[Items from an interface collection]
::::::::::

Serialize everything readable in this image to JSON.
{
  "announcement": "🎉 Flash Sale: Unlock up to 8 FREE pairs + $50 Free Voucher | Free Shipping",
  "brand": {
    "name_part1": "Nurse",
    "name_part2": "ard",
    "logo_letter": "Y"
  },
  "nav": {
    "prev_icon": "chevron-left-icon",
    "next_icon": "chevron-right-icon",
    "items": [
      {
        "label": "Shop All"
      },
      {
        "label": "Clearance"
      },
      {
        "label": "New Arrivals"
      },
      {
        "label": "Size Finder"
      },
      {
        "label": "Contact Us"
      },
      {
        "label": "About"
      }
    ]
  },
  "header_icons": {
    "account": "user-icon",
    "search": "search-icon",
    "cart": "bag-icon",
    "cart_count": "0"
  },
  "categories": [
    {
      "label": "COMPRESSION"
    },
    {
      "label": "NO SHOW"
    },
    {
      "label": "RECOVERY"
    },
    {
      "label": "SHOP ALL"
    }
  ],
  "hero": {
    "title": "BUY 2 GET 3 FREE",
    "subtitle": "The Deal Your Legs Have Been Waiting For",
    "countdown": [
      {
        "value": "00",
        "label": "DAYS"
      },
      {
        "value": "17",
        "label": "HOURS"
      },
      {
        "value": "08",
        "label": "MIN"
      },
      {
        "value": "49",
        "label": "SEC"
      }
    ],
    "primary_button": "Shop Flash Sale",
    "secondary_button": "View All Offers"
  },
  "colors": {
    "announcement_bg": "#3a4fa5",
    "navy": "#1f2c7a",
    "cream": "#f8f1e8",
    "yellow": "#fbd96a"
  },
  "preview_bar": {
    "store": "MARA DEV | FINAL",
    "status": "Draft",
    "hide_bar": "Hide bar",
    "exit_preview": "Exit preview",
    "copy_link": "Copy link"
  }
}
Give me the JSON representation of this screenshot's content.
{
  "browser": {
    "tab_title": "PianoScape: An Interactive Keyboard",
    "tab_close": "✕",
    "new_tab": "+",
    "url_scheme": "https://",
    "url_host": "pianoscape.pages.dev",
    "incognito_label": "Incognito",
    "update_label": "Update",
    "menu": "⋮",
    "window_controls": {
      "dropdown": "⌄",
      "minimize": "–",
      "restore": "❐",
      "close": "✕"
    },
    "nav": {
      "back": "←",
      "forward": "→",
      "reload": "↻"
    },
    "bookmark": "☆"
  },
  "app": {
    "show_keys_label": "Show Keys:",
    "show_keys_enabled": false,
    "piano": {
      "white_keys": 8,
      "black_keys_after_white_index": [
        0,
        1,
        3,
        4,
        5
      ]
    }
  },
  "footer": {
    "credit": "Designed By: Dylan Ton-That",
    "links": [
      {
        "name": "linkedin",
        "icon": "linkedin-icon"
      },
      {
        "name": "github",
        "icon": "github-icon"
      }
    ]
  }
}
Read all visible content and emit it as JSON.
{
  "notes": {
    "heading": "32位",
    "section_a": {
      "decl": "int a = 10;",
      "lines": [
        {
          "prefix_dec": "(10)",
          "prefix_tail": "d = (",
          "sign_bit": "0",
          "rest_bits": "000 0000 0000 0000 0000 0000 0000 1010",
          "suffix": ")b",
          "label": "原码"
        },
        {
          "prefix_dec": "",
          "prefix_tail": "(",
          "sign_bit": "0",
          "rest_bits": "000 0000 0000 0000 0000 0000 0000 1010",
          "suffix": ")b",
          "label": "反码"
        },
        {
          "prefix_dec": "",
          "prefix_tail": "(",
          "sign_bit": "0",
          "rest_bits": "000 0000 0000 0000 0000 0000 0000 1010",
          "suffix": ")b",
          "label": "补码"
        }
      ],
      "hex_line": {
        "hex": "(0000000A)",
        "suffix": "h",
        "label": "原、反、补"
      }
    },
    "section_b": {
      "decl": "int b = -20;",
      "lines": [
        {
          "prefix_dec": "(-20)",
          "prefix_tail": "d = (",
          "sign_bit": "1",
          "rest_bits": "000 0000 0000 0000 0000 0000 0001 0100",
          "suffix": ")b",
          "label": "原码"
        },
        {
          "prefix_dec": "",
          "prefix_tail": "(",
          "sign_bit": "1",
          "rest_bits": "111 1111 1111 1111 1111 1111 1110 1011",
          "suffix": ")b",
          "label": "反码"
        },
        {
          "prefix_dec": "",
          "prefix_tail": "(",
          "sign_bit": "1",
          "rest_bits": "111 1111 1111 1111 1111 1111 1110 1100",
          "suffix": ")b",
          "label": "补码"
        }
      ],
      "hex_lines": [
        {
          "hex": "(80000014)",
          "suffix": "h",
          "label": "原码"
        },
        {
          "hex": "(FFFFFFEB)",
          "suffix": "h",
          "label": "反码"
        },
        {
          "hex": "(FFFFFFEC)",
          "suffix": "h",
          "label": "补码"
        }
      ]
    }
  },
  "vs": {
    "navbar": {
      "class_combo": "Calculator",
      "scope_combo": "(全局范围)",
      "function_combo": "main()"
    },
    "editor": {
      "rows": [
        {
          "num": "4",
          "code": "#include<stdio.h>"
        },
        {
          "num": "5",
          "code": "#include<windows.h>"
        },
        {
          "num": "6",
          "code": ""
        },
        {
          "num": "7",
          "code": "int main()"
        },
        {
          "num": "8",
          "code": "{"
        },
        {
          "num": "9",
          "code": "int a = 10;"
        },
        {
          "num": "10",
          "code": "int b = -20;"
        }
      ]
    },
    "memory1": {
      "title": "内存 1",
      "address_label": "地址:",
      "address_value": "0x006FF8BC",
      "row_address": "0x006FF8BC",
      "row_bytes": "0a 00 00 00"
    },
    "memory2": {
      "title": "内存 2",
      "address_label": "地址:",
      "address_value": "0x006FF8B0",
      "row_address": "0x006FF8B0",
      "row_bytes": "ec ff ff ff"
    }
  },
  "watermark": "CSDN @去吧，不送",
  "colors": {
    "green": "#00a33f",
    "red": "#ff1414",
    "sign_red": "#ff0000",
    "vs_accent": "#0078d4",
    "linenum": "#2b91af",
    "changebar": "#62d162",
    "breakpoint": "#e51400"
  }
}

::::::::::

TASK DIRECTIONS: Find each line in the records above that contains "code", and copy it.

ANSWER SECTION:
          "code": "#include<stdio.h>"
          "code": "#include<windows.h>"
          "code": ""
          "code": "int main()"
          "code": "{"
          "code": "int a = 10;"
          "code": "int b = -20;"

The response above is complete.